“Just how comfortable he was,” he said. “I remember how nervous I was, didn’t feel comfortable around the vets, kept my mouth shut. But I remember how cool he was and just the ungodly ability. I was thinking, ‘Oh crap! It doesn’t matter that you came from the SEC. This is a different ballgame.’”

Suggs laughed at his friend’s perception. “I was definitely not comfortable around the older guys,” he said. “These were ‘vet’ vets.”

Whether they let on or not, the men Suggs revered saw him as a foundational addition. After Lewis watched him and Boulware menace Denver quarterback Danny Kanell, he said, ”When they start jelling, it’s going to be scary.”

Suggs played just 39% of the Ravens’ defensive snaps but led the team with 24 quarterback hits and six forced fumbles. He won Defensive Rookie of the Year as a part-time worker, presenting an intoxicating glimpse of what lay ahead.

“It’s like, ‘If he only played third down and won it, just imagine what happens when he plays every down and really becomes a linebacker,’” he said at the time. “Then it’s going to be something to see. Until then, it’s stay tuned.”

The stay tuned part turned out pretty well. Suggs made seven Pro Bowls, bounced back from severe injuries to record a franchise-record 132 1/2 sacks, played more games in a Ravens uniform than anyone until punter Sam Koch passed him. He was a remarkable physical specimen all the way but evolved into one of the cleverest players on the team, sniffing out screen passes like no other.

He yearned to finish his career as a Raven but signed with his hometown Cardinals for the 2019 season because he wanted to be close to his ailing mother, a decision he does not regret.

He never abandoned his silly side.

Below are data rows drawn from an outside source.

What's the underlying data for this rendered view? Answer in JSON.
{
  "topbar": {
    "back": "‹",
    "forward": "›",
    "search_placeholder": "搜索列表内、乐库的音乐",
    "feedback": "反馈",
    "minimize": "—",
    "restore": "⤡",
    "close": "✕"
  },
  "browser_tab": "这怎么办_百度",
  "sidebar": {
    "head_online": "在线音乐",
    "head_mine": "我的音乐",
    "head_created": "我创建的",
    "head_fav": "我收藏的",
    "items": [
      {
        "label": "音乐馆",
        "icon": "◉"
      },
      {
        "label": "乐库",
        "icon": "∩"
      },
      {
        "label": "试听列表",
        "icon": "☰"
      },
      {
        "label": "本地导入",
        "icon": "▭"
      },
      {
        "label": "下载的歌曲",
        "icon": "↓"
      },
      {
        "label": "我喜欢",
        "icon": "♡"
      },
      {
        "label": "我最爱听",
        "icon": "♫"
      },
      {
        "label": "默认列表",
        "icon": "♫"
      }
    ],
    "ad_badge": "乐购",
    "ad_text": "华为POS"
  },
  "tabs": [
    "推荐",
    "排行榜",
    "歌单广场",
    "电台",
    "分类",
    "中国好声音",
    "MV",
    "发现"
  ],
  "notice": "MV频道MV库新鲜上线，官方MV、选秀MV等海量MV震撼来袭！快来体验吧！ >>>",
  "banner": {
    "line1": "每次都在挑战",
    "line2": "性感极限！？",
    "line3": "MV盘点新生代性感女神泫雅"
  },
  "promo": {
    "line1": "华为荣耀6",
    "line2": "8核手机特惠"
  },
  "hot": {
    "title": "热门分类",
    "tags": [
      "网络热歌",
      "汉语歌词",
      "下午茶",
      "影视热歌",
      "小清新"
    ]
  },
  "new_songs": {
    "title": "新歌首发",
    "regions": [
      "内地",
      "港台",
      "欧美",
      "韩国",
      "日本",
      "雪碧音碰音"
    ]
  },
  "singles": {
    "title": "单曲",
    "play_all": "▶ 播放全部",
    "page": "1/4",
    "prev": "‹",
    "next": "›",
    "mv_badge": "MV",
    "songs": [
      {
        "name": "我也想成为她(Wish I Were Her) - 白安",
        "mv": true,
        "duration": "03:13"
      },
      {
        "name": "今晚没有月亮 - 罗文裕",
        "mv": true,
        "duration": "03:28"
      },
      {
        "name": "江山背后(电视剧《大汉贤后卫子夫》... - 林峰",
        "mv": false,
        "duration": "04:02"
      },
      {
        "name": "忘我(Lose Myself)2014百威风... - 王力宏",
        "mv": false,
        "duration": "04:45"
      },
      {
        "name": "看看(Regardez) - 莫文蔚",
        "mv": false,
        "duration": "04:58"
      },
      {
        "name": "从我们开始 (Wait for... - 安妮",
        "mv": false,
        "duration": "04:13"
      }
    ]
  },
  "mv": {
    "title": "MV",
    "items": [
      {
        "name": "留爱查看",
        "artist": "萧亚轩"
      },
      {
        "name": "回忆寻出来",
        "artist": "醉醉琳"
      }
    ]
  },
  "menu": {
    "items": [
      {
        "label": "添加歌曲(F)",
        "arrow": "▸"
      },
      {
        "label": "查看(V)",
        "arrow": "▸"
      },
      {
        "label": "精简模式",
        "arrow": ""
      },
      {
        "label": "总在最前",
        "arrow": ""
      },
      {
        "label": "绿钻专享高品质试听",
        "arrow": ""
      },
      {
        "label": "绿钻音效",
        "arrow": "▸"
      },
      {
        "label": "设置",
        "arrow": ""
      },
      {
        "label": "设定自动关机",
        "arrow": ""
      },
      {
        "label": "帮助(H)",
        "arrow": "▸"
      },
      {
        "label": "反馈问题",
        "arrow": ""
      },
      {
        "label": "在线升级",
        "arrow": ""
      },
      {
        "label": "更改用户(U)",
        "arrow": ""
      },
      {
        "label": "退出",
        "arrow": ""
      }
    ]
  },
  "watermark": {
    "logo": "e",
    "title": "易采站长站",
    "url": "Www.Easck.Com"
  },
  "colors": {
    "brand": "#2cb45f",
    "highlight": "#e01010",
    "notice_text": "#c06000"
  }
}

Early in coach John Harbaugh’s tenure, the Ravens held up a team flight because their star pass rusher showed up without the proper shoes. In his last years with the team, he would commandeer owner Steve Bisciotti’s golf cart and, with nose tackle Brandon Williams riding shotgun, steer it into tackling dummies. He ran out for games wearing the mask of Batman’s movie nemesis, Bane.

“I played with him nine years, and he was the same dude the day I left,” Johnson said. “He was like a giant kid, always cutting up, but he could do that because they had so many serious guys around. Terrell was allowed to just be Terrell.”

Suggs still finds it strange that when the story of Ravens defense is told, his name is uttered beside those of Lewis, Reed and the others he thought of as big brothers 20 years ago.

“It’s mind blowing,” he said. “I can’t grasp it.”

Week 7

Lions at Ravens

Sunday, 1 p.m.

TV: Ch. 45

Radio: 97.9 FM, 101.5 FM, 1090 AM

Line: Ravens by 3


Leave a Reply

Your email address will not be published.